## Records shown:
--*--

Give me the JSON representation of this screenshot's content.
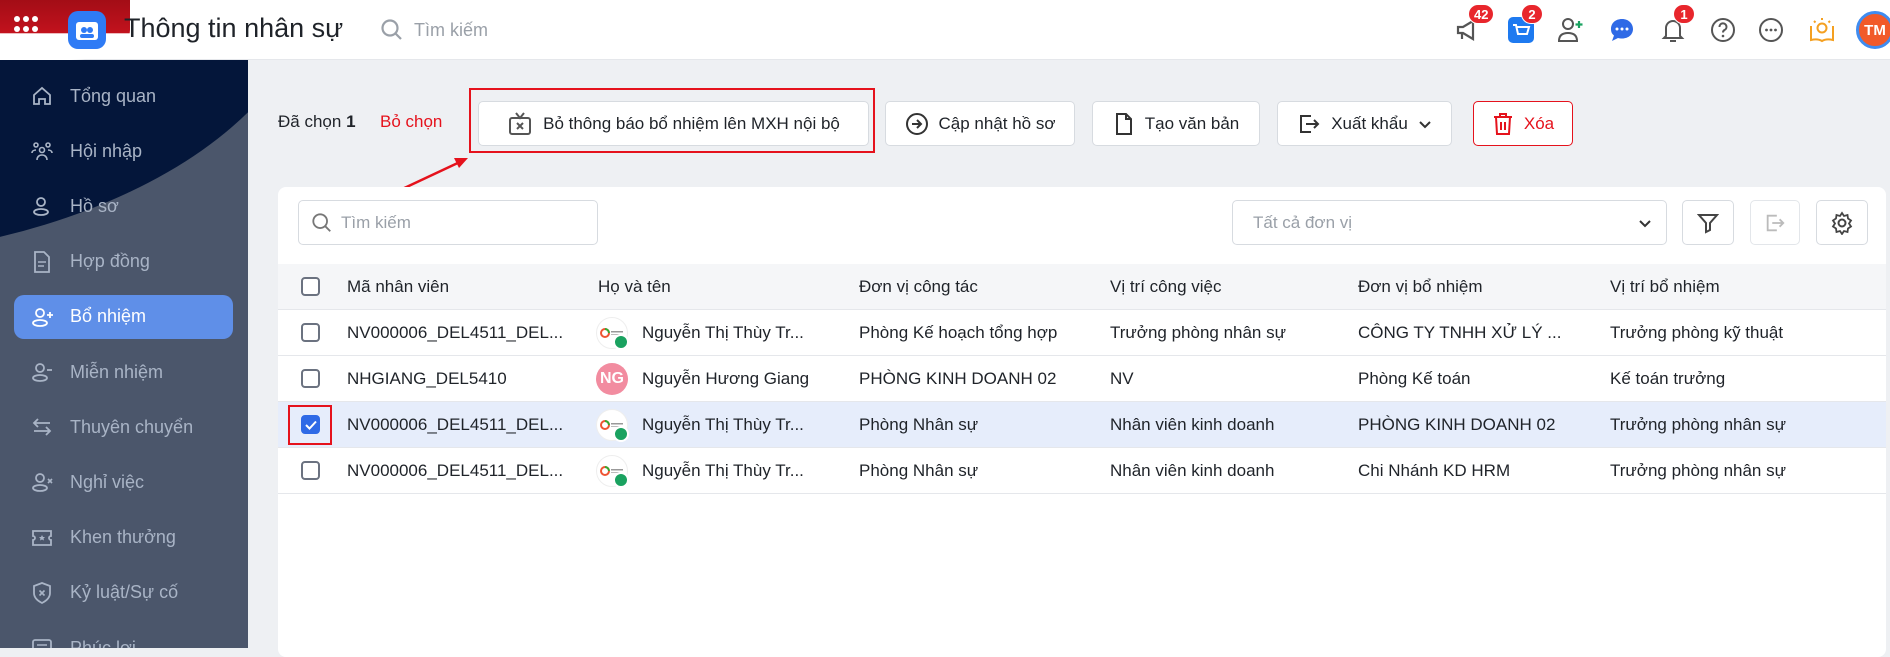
{
  "header": {
    "title": "Thông tin nhân sự",
    "search_placeholder": "Tìm kiếm",
    "badges": {
      "announcements": "42",
      "cart": "2",
      "notifications": "1"
    },
    "avatar_initials": "TM"
  },
  "sidebar": {
    "items": [
      {
        "label": "Tổng quan",
        "icon": "home-icon"
      },
      {
        "label": "Hội nhập",
        "icon": "users-icon"
      },
      {
        "label": "Hồ sơ",
        "icon": "user-icon"
      },
      {
        "label": "Hợp đồng",
        "icon": "document-icon"
      },
      {
        "label": "Bổ nhiệm",
        "icon": "user-plus-icon",
        "active": true
      },
      {
        "label": "Miễn nhiệm",
        "icon": "user-minus-icon"
      },
      {
        "label": "Thuyên chuyển",
        "icon": "transfer-icon"
      },
      {
        "label": "Nghỉ việc",
        "icon": "user-x-icon"
      },
      {
        "label": "Khen thưởng",
        "icon": "ticket-star-icon"
      },
      {
        "label": "Kỷ luật/Sự cố",
        "icon": "shield-x-icon"
      },
      {
        "label": "Phúc lợi",
        "icon": "list-icon"
      }
    ]
  },
  "toolbar": {
    "selected_label": "Đã chọn",
    "selected_count": "1",
    "deselect": "Bỏ chọn",
    "unpublish": "Bỏ thông báo bổ nhiệm lên MXH nội bộ",
    "update": "Cập nhật hồ sơ",
    "create_doc": "Tạo văn bản",
    "export": "Xuất khẩu",
    "delete": "Xóa"
  },
  "filters": {
    "search_placeholder": "Tìm kiếm",
    "unit_placeholder": "Tất cả đơn vị"
  },
  "table": {
    "columns": [
      "Mã nhân viên",
      "Họ và tên",
      "Đơn vị công tác",
      "Vị trí công việc",
      "Đơn vị bổ nhiệm",
      "Vị trí bổ nhiệm"
    ],
    "rows": [
      {
        "checked": false,
        "code": "NV000006_DEL4511_DEL...",
        "name": "Nguyễn Thị Thùy Tr...",
        "unit": "Phòng Kế hoạch tổng hợp",
        "position": "Trưởng phòng nhân sự",
        "appoint_unit": "CÔNG TY TNHH XỬ LÝ ...",
        "appoint_position": "Trưởng phòng kỹ thuật"
      },
      {
        "checked": false,
        "code": "NHGIANG_DEL5410",
        "name": "Nguyễn Hương Giang",
        "initials": "NG",
        "unit": "PHÒNG KINH DOANH 02",
        "position": "NV",
        "appoint_unit": "Phòng Kế toán",
        "appoint_position": "Kế toán trưởng"
      },
      {
        "checked": true,
        "code": "NV000006_DEL4511_DEL...",
        "name": "Nguyễn Thị Thùy Tr...",
        "unit": "Phòng Nhân sự",
        "position": "Nhân viên kinh doanh",
        "appoint_unit": "PHÒNG KINH DOANH 02",
        "appoint_position": "Trưởng phòng nhân sự"
      },
      {
        "checked": false,
        "code": "NV000006_DEL4511_DEL...",
        "name": "Nguyễn Thị Thùy Tr...",
        "unit": "Phòng Nhân sự",
        "position": "Nhân viên kinh doanh",
        "appoint_unit": "Chi Nhánh KD HRM",
        "appoint_position": "Trưởng phòng nhân sự"
      }
    ]
  },
  "colors": {
    "accent": "#2f6ae6",
    "danger": "#e5121c",
    "sidebar": "#4b566b",
    "sidebar_top": "#04163a",
    "selected_row": "#e6edfb"
  }
}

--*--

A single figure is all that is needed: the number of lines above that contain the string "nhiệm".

5